Christopher Casale, a public administration master's student and fellow morning person, has found a similar comfort in persistence and regularity. Casale likes to prepare his clothes, food and coffee in the evening so when he wakes up, everything is ready for him to head out the door.
“I think it is sort of like a mind over matter thing,” he says. “I think the most important thing is developing into a routine, because after your body gets acclimated to getting up early and you’ve been doing it consistently, that's going to be normal for you.”
As long as they are committed to the practice, Casale believes that any student can become a morning person.
Graham Reid, an associate professor in the faculty of psychology, helps to clarify this narrative with a psychological perspective.
In the shift from childhood to adolescence, the tendency to stay up and wake up later is extremely common. This phenomena is due to both one’s biological growth and social activities, but it is something that can be changed.
Reid explains that every kind of cell in our bodies has a circadian rhythm which functions around a 24-hour time period, regulating our sleep-wake cycle.
“Our bodies function very well when all of our circadian rhythms are in alignment. But when they start to get out of alignment, we start to feel really lousy,” he says. “We also know from intervention studies that you can get people to shift their tendency. The key part of this intervention is the morning routine.”
A regular routine can result in a biological shift in one’s circadian cycle — one that can push these rhythms naturally towards an earlier rise time.
Reid suggests something he calls a R.I.S.E U.P. routine. This acronym stands for refrain from snoozing, increase activity, shower and wash with cold water, expose yourself to sunlight, upbeat music and phone a friend. A routine which incorporates all of these elements can help one feel more energized in the morning time.
In addition to having an effective morning routine, good sleep hygiene is vital.
“If you have a great morning routine, and then the rest of the day is a mess, you’re not going to be able to shift your biological rhythm or your ability to get up very well,” says Reid.
Avoiding things like naps and caffeine in the late afternoon are imperative to one’s ability to fall asleep at night and wake up in the morning.

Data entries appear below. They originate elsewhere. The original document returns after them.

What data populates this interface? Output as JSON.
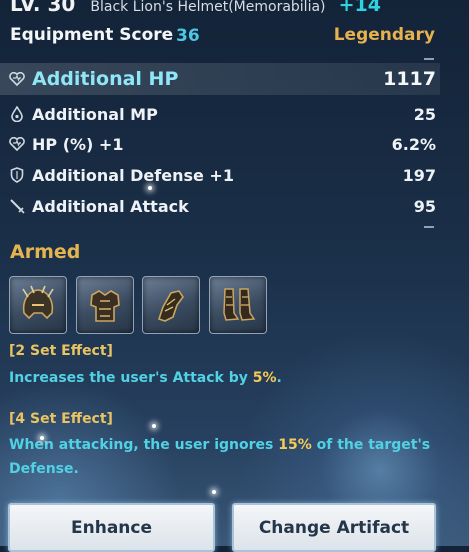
{
  "header": {
    "level": "LV. 30",
    "item_name": "Black Lion's Helmet(Memorabilia)",
    "enhance_level": "+14"
  },
  "score": {
    "label": "Equipment Score",
    "value": "36",
    "rarity": "Legendary"
  },
  "stats": [
    {
      "label": "Additional HP",
      "value": "1117",
      "icon": "heart-icon"
    },
    {
      "label": "Additional MP",
      "value": "25",
      "icon": "droplet-icon"
    },
    {
      "label": "HP (%) +1",
      "value": "6.2%",
      "icon": "heart-icon"
    },
    {
      "label": "Additional Defense +1",
      "value": "197",
      "icon": "shield-icon"
    },
    {
      "label": "Additional Attack",
      "value": "95",
      "icon": "sword-icon"
    }
  ],
  "armed": {
    "title": "Armed",
    "slots": [
      {
        "icon": "helmet-icon"
      },
      {
        "icon": "armor-icon"
      },
      {
        "icon": "gauntlet-icon"
      },
      {
        "icon": "boots-icon"
      }
    ]
  },
  "set_effects": [
    {
      "title": "[2 Set Effect]",
      "desc_before": "Increases the user's Attack by ",
      "highlight": "5%",
      "desc_after": "."
    },
    {
      "title": "[4 Set Effect]",
      "desc_before": "When attacking, the user ignores ",
      "highlight": "15%",
      "desc_after": " of the target's Defense."
    }
  ],
  "buttons": {
    "enhance": "Enhance",
    "change_artifact": "Change Artifact"
  },
  "colors": {
    "accent_cyan": "#4cc8e4",
    "legendary_gold": "#e7b14e",
    "set_desc": "#51d2e4",
    "highlight": "#f3cb55"
  }
}
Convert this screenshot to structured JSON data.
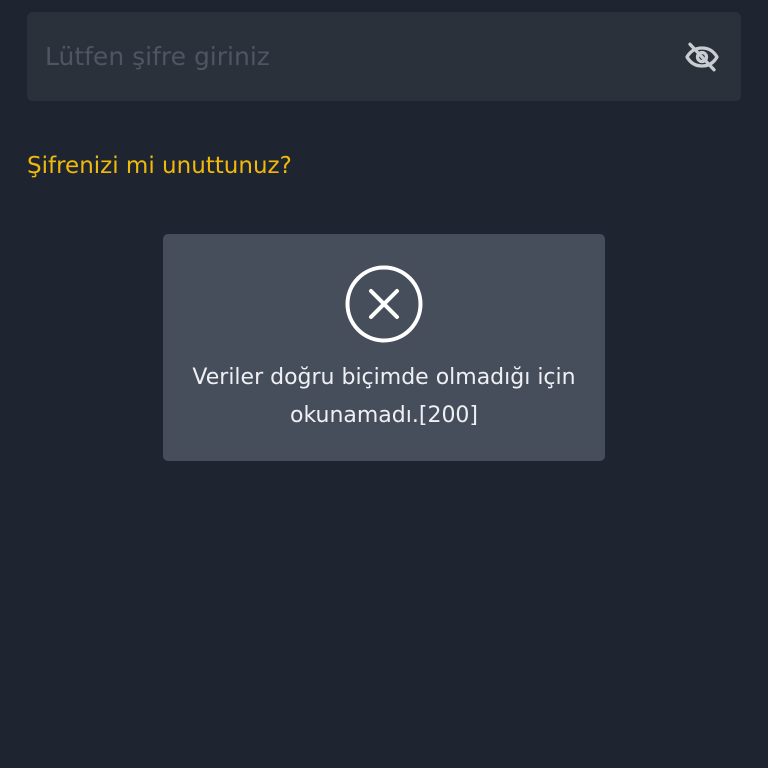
{
  "password_field": {
    "placeholder": "Lütfen şifre giriniz",
    "value": "",
    "toggle_icon": "eye-off-icon"
  },
  "forgot_password": {
    "label": "Şifrenizi mi unuttunuz?"
  },
  "error_toast": {
    "icon": "close-circle-icon",
    "message_line1": "Veriler doğru biçimde olmadığı için",
    "message_line2": "okunamadı.[200]"
  },
  "colors": {
    "background": "#1f2530",
    "input_background": "#2b313b",
    "accent": "#f0b90b",
    "toast_background": "#474e5b",
    "text": "#eef0f3"
  }
}
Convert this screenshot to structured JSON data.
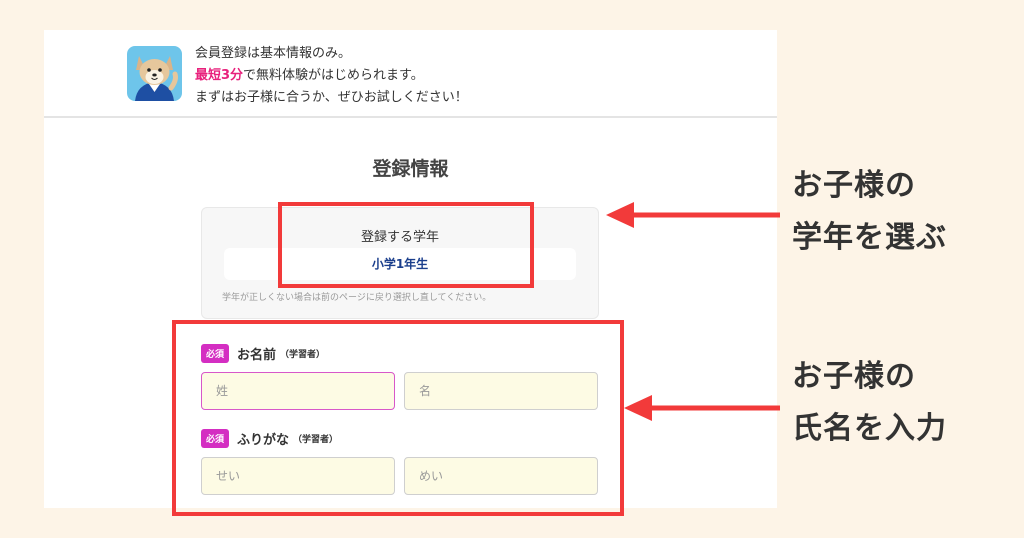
{
  "banner": {
    "line1": "会員登録は基本情報のみ。",
    "line2_highlight": "最短3分",
    "line2_rest": "で無料体験がはじめられます。",
    "line3": "まずはお子様に合うか、ぜひお試しください！"
  },
  "form": {
    "title": "登録情報",
    "grade": {
      "label": "登録する学年",
      "value": "小学1年生",
      "note": "学年が正しくない場合は前のページに戻り選択し直してください。"
    },
    "name": {
      "required_badge": "必須",
      "label": "お名前",
      "sublabel": "（学習者）",
      "last_placeholder": "姓",
      "first_placeholder": "名"
    },
    "kana": {
      "required_badge": "必須",
      "label": "ふりがな",
      "sublabel": "（学習者）",
      "last_placeholder": "せい",
      "first_placeholder": "めい"
    }
  },
  "annotations": {
    "grade_line1": "お子様の",
    "grade_line2": "学年を選ぶ",
    "name_line1": "お子様の",
    "name_line2": "氏名を入力",
    "accent": "#f23a3a"
  }
}
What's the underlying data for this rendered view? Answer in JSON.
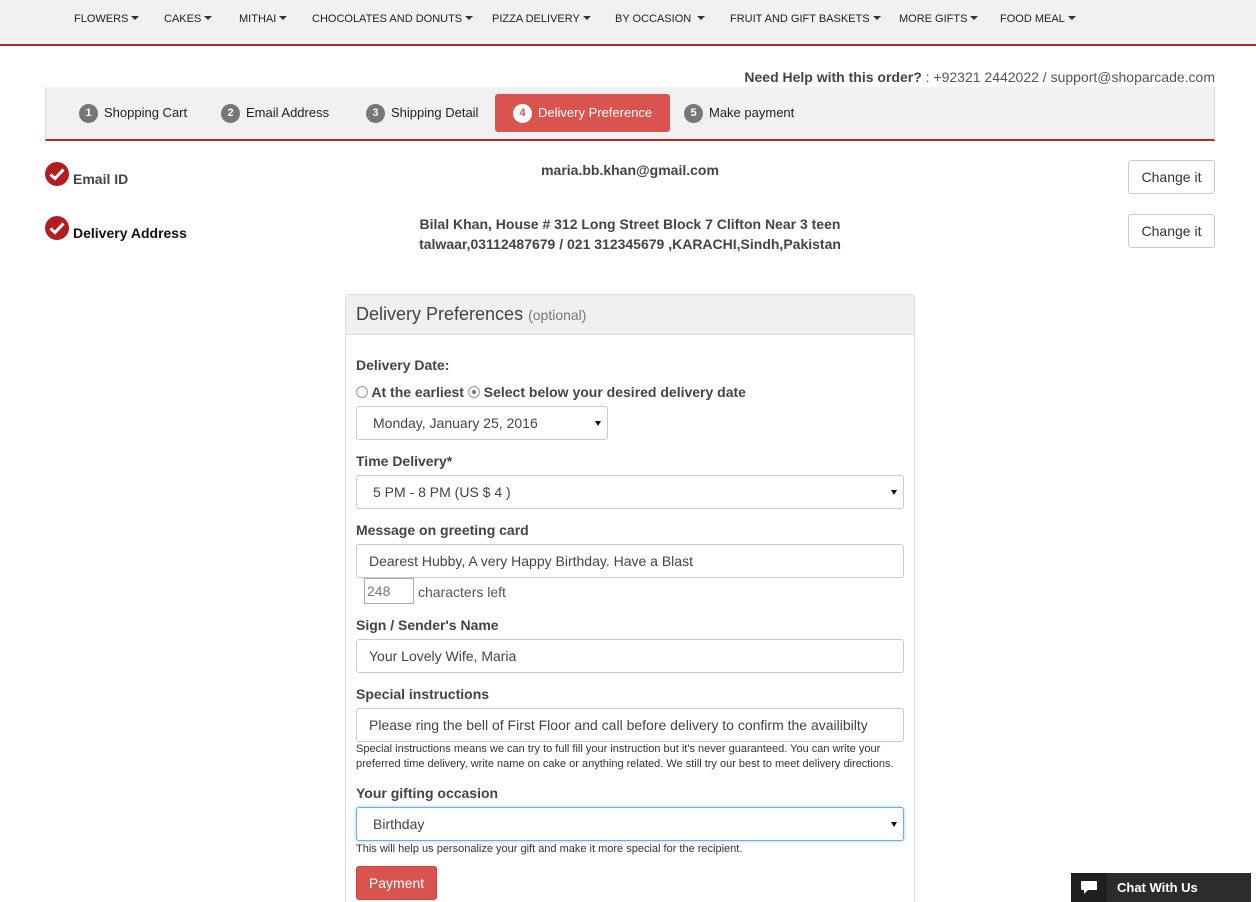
{
  "nav": {
    "items": [
      {
        "label": "FLOWERS"
      },
      {
        "label": "CAKES"
      },
      {
        "label": "MITHAI"
      },
      {
        "label": "CHOCOLATES AND DONUTS"
      },
      {
        "label": "PIZZA DELIVERY"
      },
      {
        "label": "BY OCCASION"
      },
      {
        "label": "FRUIT AND GIFT BASKETS"
      },
      {
        "label": "MORE GIFTS"
      },
      {
        "label": "FOOD MEAL"
      }
    ]
  },
  "help": {
    "label": "Need Help with this order?",
    "contact": ": +92321 2442022 / support@shoparcade.com"
  },
  "steps": [
    {
      "num": "1",
      "label": "Shopping Cart"
    },
    {
      "num": "2",
      "label": "Email Address"
    },
    {
      "num": "3",
      "label": "Shipping Detail"
    },
    {
      "num": "4",
      "label": "Delivery Preference"
    },
    {
      "num": "5",
      "label": "Make payment"
    }
  ],
  "summary": {
    "email_label": "Email ID",
    "email_value": "maria.bb.khan@gmail.com",
    "address_label": "Delivery Address",
    "address_line1": "Bilal Khan, House # 312 Long Street Block 7 Clifton Near 3 teen",
    "address_line2": "talwaar,03112487679 / 021 312345679 ,KARACHI,Sindh,Pakistan",
    "change_label": "Change it"
  },
  "panel": {
    "title": "Delivery Preferences",
    "optional": "(optional)",
    "date_label": "Delivery Date:",
    "radio_earliest": "At the earliest",
    "radio_select": "Select below your desired delivery date",
    "date_value": "Monday, January 25, 2016",
    "time_label": "Time Delivery*",
    "time_value": "5 PM - 8 PM (US $ 4 )",
    "message_label": "Message on greeting card",
    "message_value": "Dearest  Hubby, A very Happy Birthday. Have a Blast",
    "chars_count": "248",
    "chars_text": "characters left",
    "sign_label": "Sign / Sender's Name",
    "sign_value": "Your Lovely Wife, Maria",
    "instr_label": "Special instructions",
    "instr_value": "Please ring the bell of First Floor and call before delivery to confirm the availibilty",
    "instr_help": "Special instructions means we can try to full fill your instruction but it's never guaranteed. You can write your preferred time delivery, write name on cake or anything related. We still try our best to meet delivery directions.",
    "occasion_label": "Your gifting occasion",
    "occasion_value": "Birthday",
    "occasion_help": "This will help us personalize your gift and make it more special for the recipient.",
    "payment_label": "Payment"
  },
  "chat": {
    "label": "Chat With Us"
  },
  "colors": {
    "accent": "#d9534f",
    "brand_red": "#b8252c"
  }
}
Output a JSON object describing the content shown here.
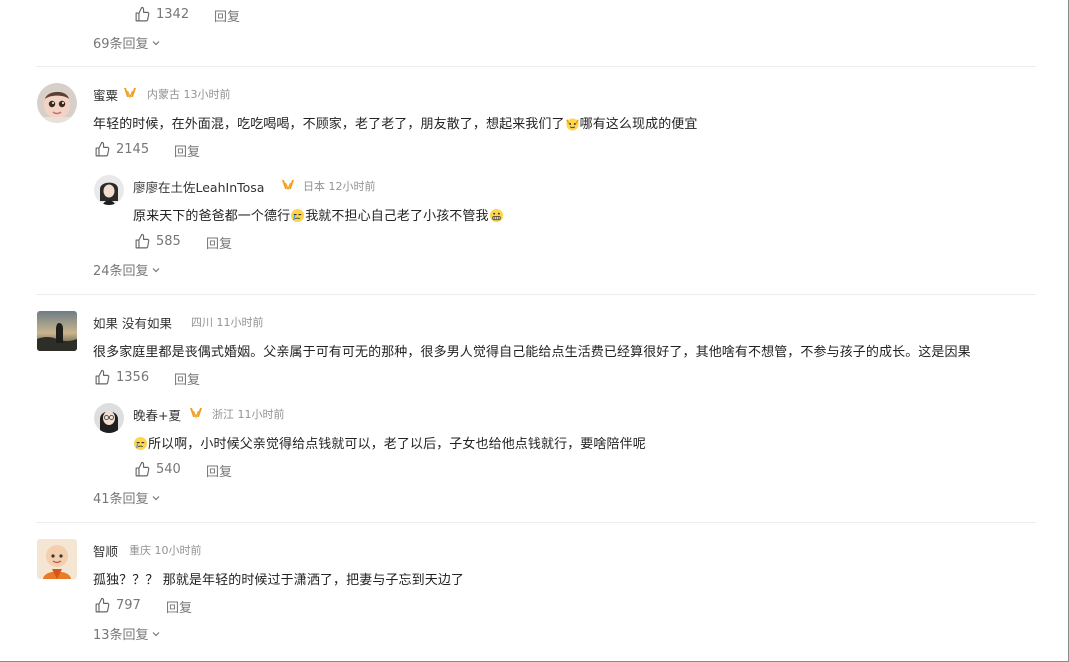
{
  "top": {
    "likes": "1342",
    "reply": "回复",
    "more": "69条回复"
  },
  "c1": {
    "name": "蜜粟",
    "location": "内蒙古",
    "time": "13小时前",
    "text_a": "年轻的时候，在外面混，吃吃喝喝，不顾家，老了老了，朋友散了，想起来我们了",
    "text_b": "哪有这么现成的便宜",
    "likes": "2145",
    "reply": "回复",
    "sub": {
      "name": "廖廖在土佐LeahInTosa",
      "location": "日本",
      "time": "12小时前",
      "text_a": "原来天下的爸爸都一个德行",
      "text_b": "我就不担心自己老了小孩不管我",
      "likes": "585",
      "reply": "回复"
    },
    "more": "24条回复"
  },
  "c2": {
    "name": "如果 没有如果",
    "location": "四川",
    "time": "11小时前",
    "text": "很多家庭里都是丧偶式婚姻。父亲属于可有可无的那种，很多男人觉得自己能给点生活费已经算很好了，其他啥有不想管，不参与孩子的成长。这是因果",
    "likes": "1356",
    "reply": "回复",
    "sub": {
      "name": "晚春+夏",
      "location": "浙江",
      "time": "11小时前",
      "text": "所以啊，小时候父亲觉得给点钱就可以，老了以后，子女也给他点钱就行，要啥陪伴呢",
      "likes": "540",
      "reply": "回复"
    },
    "more": "41条回复"
  },
  "c3": {
    "name": "智顺",
    "location": "重庆",
    "time": "10小时前",
    "text": "孤独？？？ 那就是年轻的时候过于潇洒了，把妻与子忘到天边了",
    "likes": "797",
    "reply": "回复",
    "more": "13条回复"
  },
  "colors": {
    "vip_badge": "#f0a020",
    "meta": "#939393",
    "action": "#777777"
  }
}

As long as one goes to bed and wakes up at the same time within a 15-minute window, your body should adjust just fine and become in sync with the new routine.
Becoming a morning person doesn't happen overnight. It’s a process which takes persistent effort and figuring out what works for you as an individual.
If you were ever considering adjusting your sleep cycle, here’s your sign. Perhaps becoming a morning person no longer seems so daunting.